Originally conceived in 2010 as a short-lived project to pair a film enthusiast with the respective scientific expert on the film’s subject after presenting a science fiction movie, the idea of dialogue and curiosity, in cooperation with the Denver Museum of Nature and Science, still is around today.
And with each film presentation hosted by Vincent Piturro, professor of Film and Media Studies at Metropolitan State University, CO, and the editor of the book at hand, he now presents this idea of how film and science could meet on the pages of The Science of Sci-Fi Cinema.
At the museum, following the screenings of the film series, a scientist usually would enlarge on the feasibility of the movie’s theme for the audiences.
Or rather, explain whether the film’s story was halfway realistic or if the enterprise and action could be done with today’s technology or what developments, inventions and breakthrough scientific machines would allow interstellar travel, communication with aliens, or laboratory designed monstrosities.
As science fiction films for Piturro simply “present hypothetical futures, featuring imagined technological advancements—not yet realized but perhaps (more or less) plausible.”
As the theater audience over the decades became more interested in the sciences and science-fiction movies, the genre attracted more and more people, so its directors looked for plausible ways of presenting technology in the films. At a certain time, around the 1990s, some directors started to present advanced scientific apparatus and tools in their films; hardware that then was not too far away from contemporary machines and technology to promote a ‘realistic’ outcome and story.
The individual films and ten chapters here “… were all chosen in discussion with each of the scientists, and they flow from our work in the annual [Denver] Science Fiction Film Series. Some are more popular/well-known films, and some are smaller, independent films.” The ten movies commented on are Arrival (2016), Interstellar (2014), 2001: A Space Odyssey (1968), Children of Men (2006), Perfect Sense (2011), Upstream Color (2013), Contact (1998), Jurassic Park (1992), King Kong (1933), and The Martian (2015) “… with a focus on discerning the possible, the unlikely, and the purely science fictional.”
Each movie is shortly introduced by Piturro and then commented on by an acclaimed Denver scientist familiar with current technology, and the fictional advanced machines/technology used and highlighted in the films. Among the scientists consulted are zoologists, Mars scientists, paleontologists, space scientists, geneticists, and astronomers.
Not only do all films feature technology/science as a main actor, in his introductions to each movie Piturro equally strives “to address how each film answers the central question of science fiction, in my opinion: ‘What does it mean to be human?’”
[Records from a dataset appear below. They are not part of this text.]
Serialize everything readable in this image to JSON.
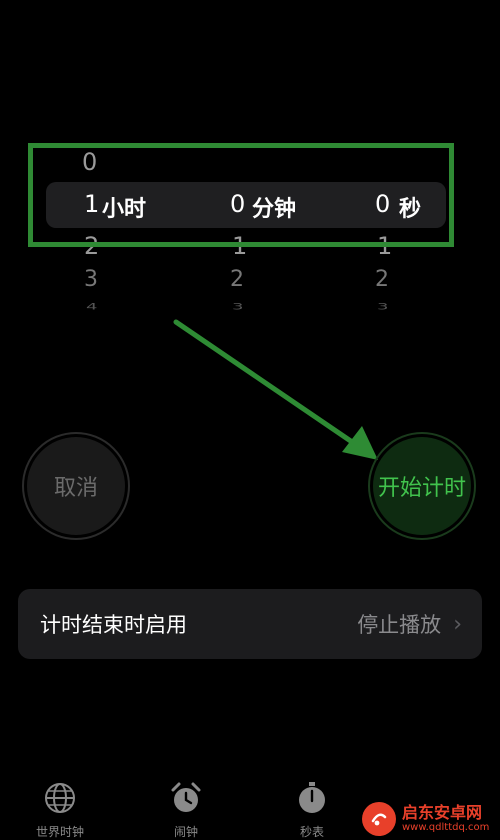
{
  "picker": {
    "hours": {
      "above": "0",
      "selected": "1",
      "below": [
        "2",
        "3",
        "4"
      ],
      "unit": "小时"
    },
    "minutes": {
      "selected": "0",
      "below": [
        "1",
        "2",
        "3"
      ],
      "unit": "分钟"
    },
    "seconds": {
      "selected": "0",
      "below": [
        "1",
        "2",
        "3"
      ],
      "unit": "秒"
    }
  },
  "buttons": {
    "cancel_label": "取消",
    "start_label": "开始计时"
  },
  "setting": {
    "label": "计时结束时启用",
    "value": "停止播放"
  },
  "tabs": [
    {
      "label": "世界时钟",
      "icon": "globe-icon"
    },
    {
      "label": "闹钟",
      "icon": "alarm-clock-icon"
    },
    {
      "label": "秒表",
      "icon": "stopwatch-icon"
    }
  ],
  "watermark": {
    "title": "启东安卓网",
    "url": "www.qdlttdq.com"
  },
  "colors": {
    "highlight_frame": "#2f8a34",
    "start_text": "#41c34d",
    "start_bg": "#0e2b11",
    "arrow": "#2e8b34",
    "watermark": "#e8402a"
  }
}
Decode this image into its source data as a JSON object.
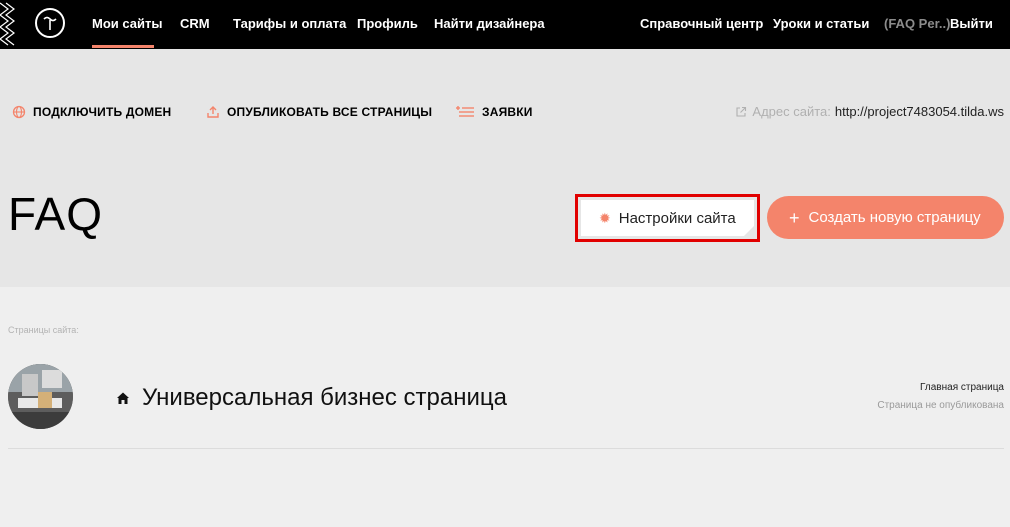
{
  "topnav": {
    "left": [
      "Мои сайты",
      "CRM",
      "Тарифы и оплата",
      "Профиль",
      "Найти дизайнера"
    ],
    "right": [
      "Справочный центр",
      "Уроки и статьи"
    ],
    "account": "(FAQ Per..)",
    "logout": "Выйти",
    "accent": "#f4846b"
  },
  "toolbar": {
    "connect_domain": "ПОДКЛЮЧИТЬ ДОМЕН",
    "publish_all": "ОПУБЛИКОВАТЬ ВСЕ СТРАНИЦЫ",
    "requests": "ЗАЯВКИ",
    "address_label": "Адрес сайта:",
    "address_value": "http://project7483054.tilda.ws"
  },
  "project": {
    "title": "FAQ",
    "settings_label": "Настройки сайта",
    "create_label": "Создать новую страницу"
  },
  "pages": {
    "section_label": "Страницы сайта:",
    "items": [
      {
        "title": "Универсальная бизнес страница",
        "meta_main": "Главная страница",
        "meta_status": "Страница не опубликована"
      }
    ]
  },
  "colors": {
    "accent": "#f4846b",
    "highlight_border": "#e10000"
  }
}
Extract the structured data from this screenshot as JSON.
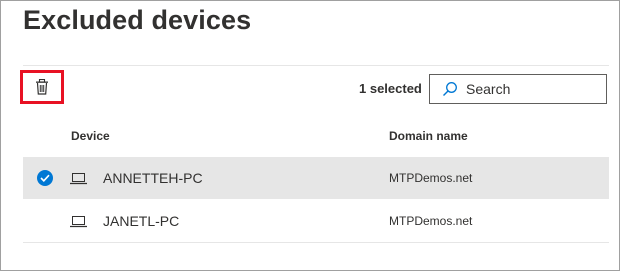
{
  "panel": {
    "title": "Excluded devices"
  },
  "toolbar": {
    "delete_icon": "trash-icon",
    "selected_count": "1 selected",
    "search_placeholder": "Search",
    "search_icon": "search-icon"
  },
  "table": {
    "columns": [
      "Device",
      "Domain name"
    ],
    "rows": [
      {
        "selected": true,
        "device_icon": "laptop-icon",
        "device": "ANNETTEH-PC",
        "domain": "MTPDemos.net"
      },
      {
        "selected": false,
        "device_icon": "laptop-icon",
        "device": "JANETL-PC",
        "domain": "MTPDemos.net"
      }
    ]
  },
  "colors": {
    "accent": "#0078d4",
    "highlight_border": "#e81123",
    "selected_row": "#e6e6e6",
    "text": "#323130"
  }
}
Naturally, several other movies such as Terminator (1984), Alien (1979), Star Wars (1977), Close Encounters of the Third Kind (1977), The Matrix (1999), and others are mentioned throughout the essays, as they all influenced the development of the genre.
Except for 2001, a film that has amassed a huge canon of literature over the years, all texts are rather brief and usually less than 20 pages long. Still, they are all are worth reading, Charles Hoge’s and Joseph Sertich’s take on Jurassic Park and Ka Chun Yu’s musing on Interstellar may stand out at the bit.
The Science of Sci-Fi Cinema is a diverting read, as it takes movie criticism one step further, in this case almost into the lab or close to the lecture hall. Fortunately, the texts hold the balance between information and entertainment, so the layman reader not professionally involved in the disciplines will not be bored with intricate theories or technical jargon.
Review by Dr. A. Ebert © 2022
Vincent Piturro (ed.) The Science of Sci-Fi Cinema: Essays on the Art and Principles of Ten Films. McFarland, 2021, 202 p.